- Perfect competition
- Monopolistic competition
- Oligopoly and
We can categorise where an industry falls by examing it through the following sections.
CHARACTERISTICS OF MARKET STRUCTURE
|PERFECT COMPETITION||MONOPOLISTIC COMPETITION||OLIGOPOLY||MONOPOLY|
|No. of firms||Many firms||Many firms||Few firms||Single firm|
|Barriers to entry||Very low||Low||High||Very high|
|Substitute||Very good substitutes||Good substitutes but differentiated||Good substitutes or differentiated||No substitutes|
|Competition||Price only||Price &Marketing||Price & Marketing||Advertising|
|Pricing power||None||Some||Some to significant||Significant|
- In a perfect competition several firms produce similar kind of goods and thus good substitutes are available.
- The competition among the sellers is only for the price.
- There are no barriers to entry.
- The price of the goods is decided through the demand and supply mechanism and not by the sellers.
- The reason behind calling it as a perfect competition is that it has a perfectly elastic demand curve at the price determined in the markets because no firm is large enough to set the market price.
- In a perfect competition market, the firm makes economic profits by producing the quantity at which the marginal revenue equals to the marginal cost.
THE MONOPOLISTIC COMPETITION
- The Monopolistic competition has a downward sloping demand curve where demand is elastic but not perfectly elastic.
- There are many firms producing similar kind of products which differs from one another in the quality or features.
- So that we can find good differentiated substitutes .
- The competition is not only for price but also for the quality and marketing of the products.
- The firm makes economic profits by producing the quantity at which the marginal revenue equals to the marginal cost.
- In the following graph the price has exceeded the average total cost and there is positive economic profits. Due to lower barriers to entry new firms will enter the market bringing the demand curve back to normal where price equals to cost.
- Example: Shampoos produced by different firms with similar features.
- In oligopoly markets the firms are at very few numbers.
- These companies are interdependent on each other in fixing the pricing strategies
- The decisions made by one company will directly affect another company decision. For example, let us consider that if Tata motors decide to drop the price of a particular car model then Maruti Suzuki should do the same in order to stay in competition with Tata motors
- Oligopoly has a kinked demand curve model, is based on the assumption that increase in the price will not be followed by the competitors but decrease in the price will.
- The graph shows us that at a price above P the demand is more elastic which means that the further increase in the price from P will result in less increase in sales and the quantity demanded will decrease and the competitors will remain at the same price P. But if the price is brought down from P, the quantity demanded increases and all the competitors will cut down their prices to the new arrived price to stay in competition.
- It is characterized by having a single producer dealing with the natural resources for public utility.
- The rights of the single producer are protected by copyrights and patents.

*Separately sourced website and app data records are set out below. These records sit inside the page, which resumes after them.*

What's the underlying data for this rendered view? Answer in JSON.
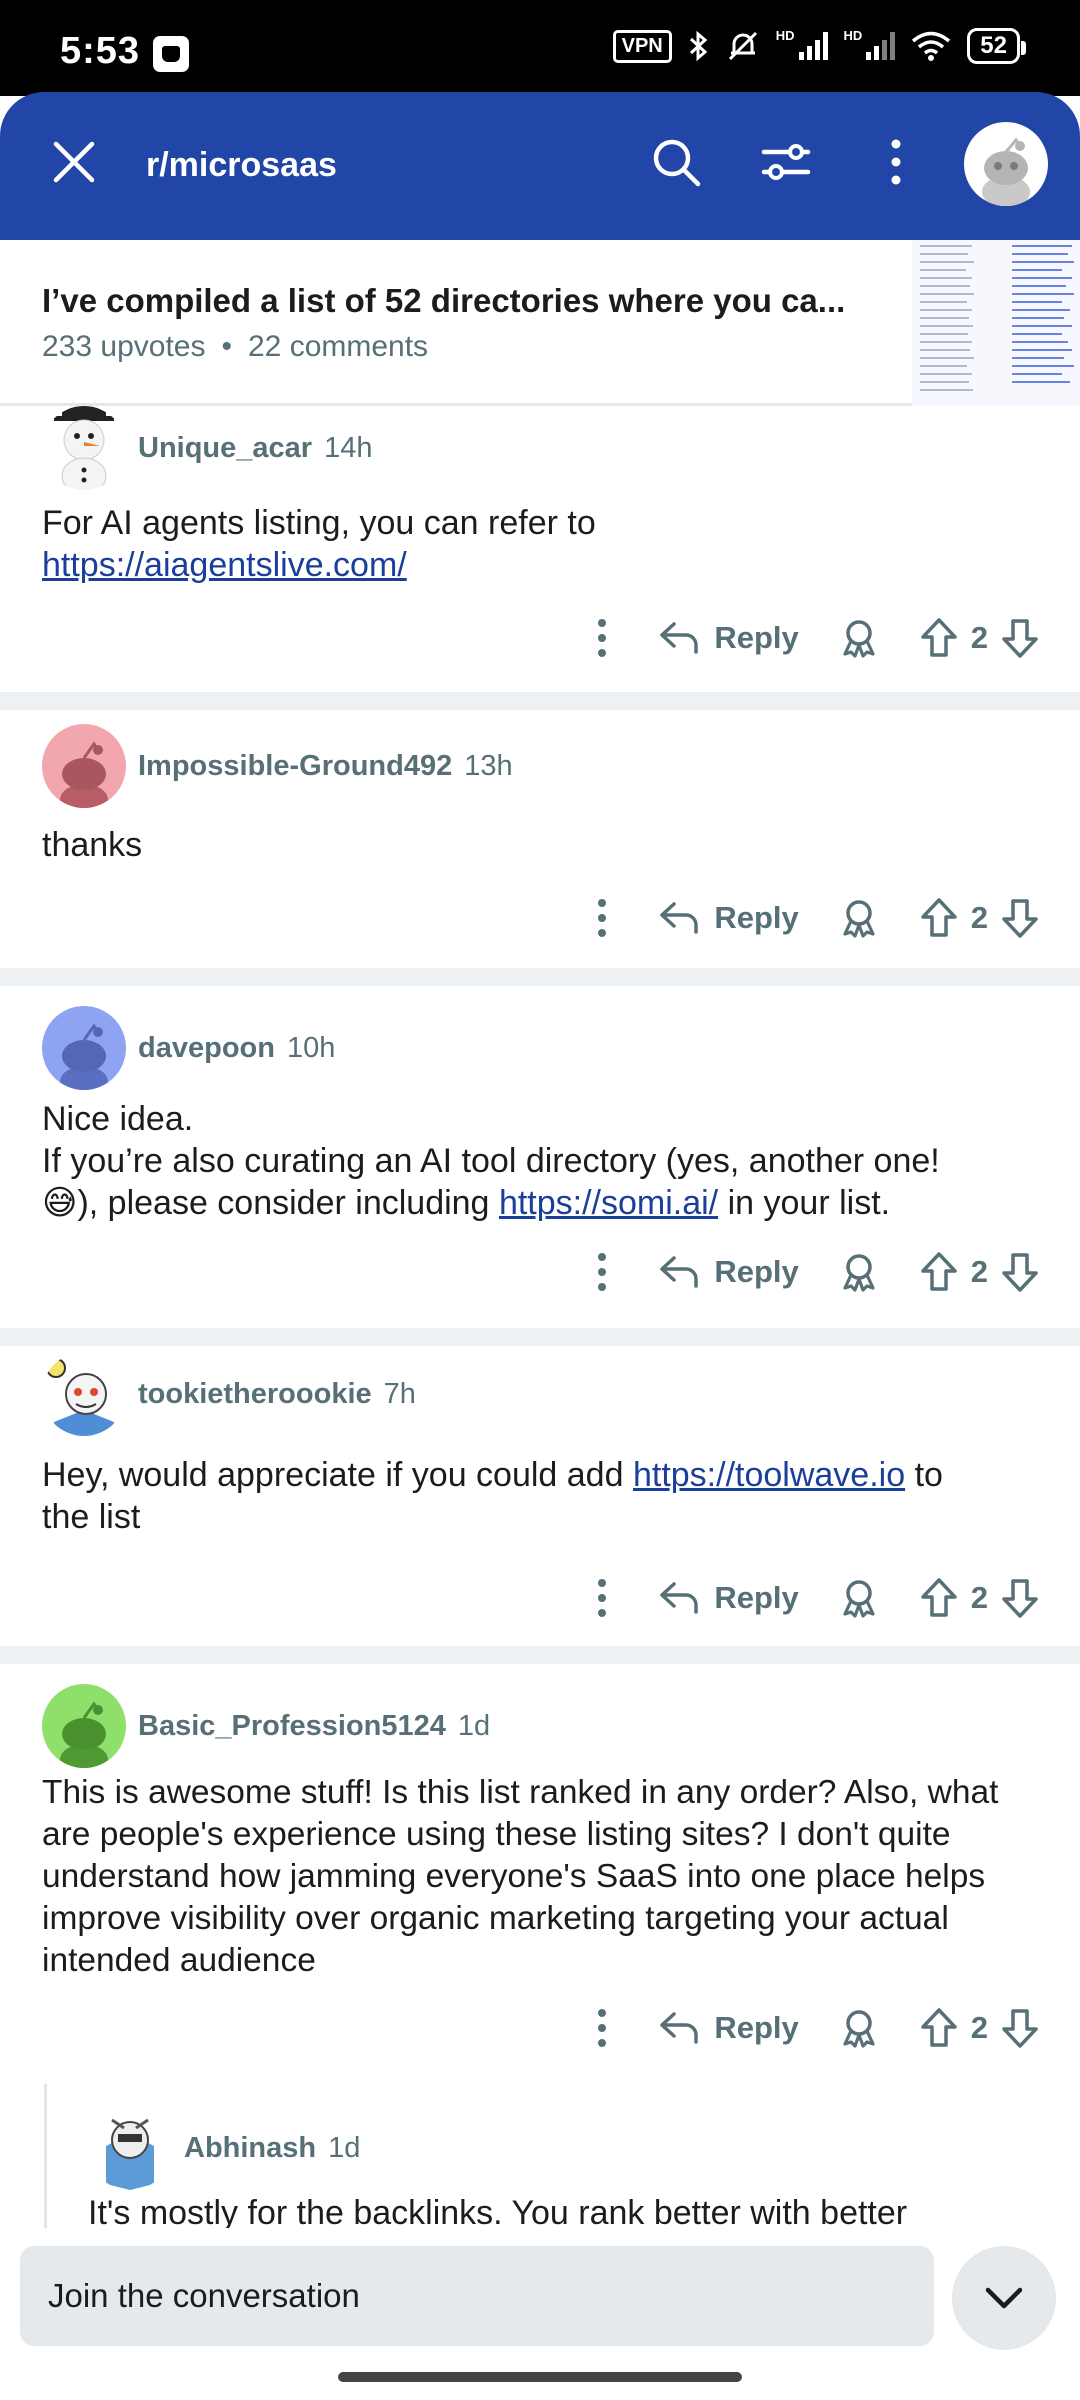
{
  "status": {
    "time": "5:53",
    "vpn": "VPN",
    "hd1": "HD",
    "hd2": "HD",
    "battery": "52"
  },
  "header": {
    "subreddit": "r/microsaas",
    "icons": [
      "close-icon",
      "search-icon",
      "sort-filter-icon",
      "more-vertical-icon",
      "avatar"
    ],
    "color": "#2146a7"
  },
  "post": {
    "title": "I’ve compiled a list of 52 directories where you ca...",
    "upvotes": "233 upvotes",
    "dot": "•",
    "comments": "22 comments"
  },
  "actions": {
    "reply_label": "Reply"
  },
  "comments": [
    {
      "user": "Unique_acar",
      "time": "14h",
      "body_text": "For AI agents listing, you can refer to",
      "link": "https://aiagentslive.com/",
      "score": "2",
      "avatar_color": "#ffffff"
    },
    {
      "user": "Impossible-Ground492",
      "time": "13h",
      "body_text": "thanks",
      "score": "2",
      "avatar_color": "#f2a7ae"
    },
    {
      "user": "davepoon",
      "time": "10h",
      "line1": "Nice idea.",
      "line2": "If you’re also curating an AI tool directory (yes, another one!",
      "emoji": "😅",
      "line3a": "), please consider including",
      "link": "https://somi.ai/",
      "line3b": "in your list.",
      "score": "2",
      "avatar_color": "#8fa3f3"
    },
    {
      "user": "tookietheroookie",
      "time": "7h",
      "body_a": "Hey, would appreciate if you could add",
      "link": "https://toolwave.io",
      "body_b": "to",
      "body_c": "the list",
      "score": "2",
      "avatar_color": "#ffffff"
    },
    {
      "user": "Basic_Profession5124",
      "time": "1d",
      "body_text": "This is awesome stuff! Is this list ranked in any order? Also, what are people's experience using these listing sites? I don't quite understand how jamming everyone's SaaS into one place helps improve visibility over organic marketing targeting your actual intended audience",
      "score": "2",
      "avatar_color": "#8ee06b"
    },
    {
      "user": "Abhinash",
      "time": "1d",
      "body_text": "It's mostly for the backlinks. You rank better with better",
      "avatar_color": "#ffffff"
    }
  ],
  "bottom": {
    "placeholder": "Join the conversation"
  }
}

- The barriers to entry are very high.
- Monopoly markets are supported by the government because if there is more than one producer the cost of the goods may increase substantially higher than the single producer game.
- Monopoly has a downward sloping demand curve and the profit maximization involves a trade-off between price and quantity sold if firm sells at the same price to all the buyers.
- They are price searchers and have imperfect information regarding market demand.
- There are two pricing strategies:
- Single price where the products are sold at same price to all the customers
- Price discrimination where same products are sold for different prices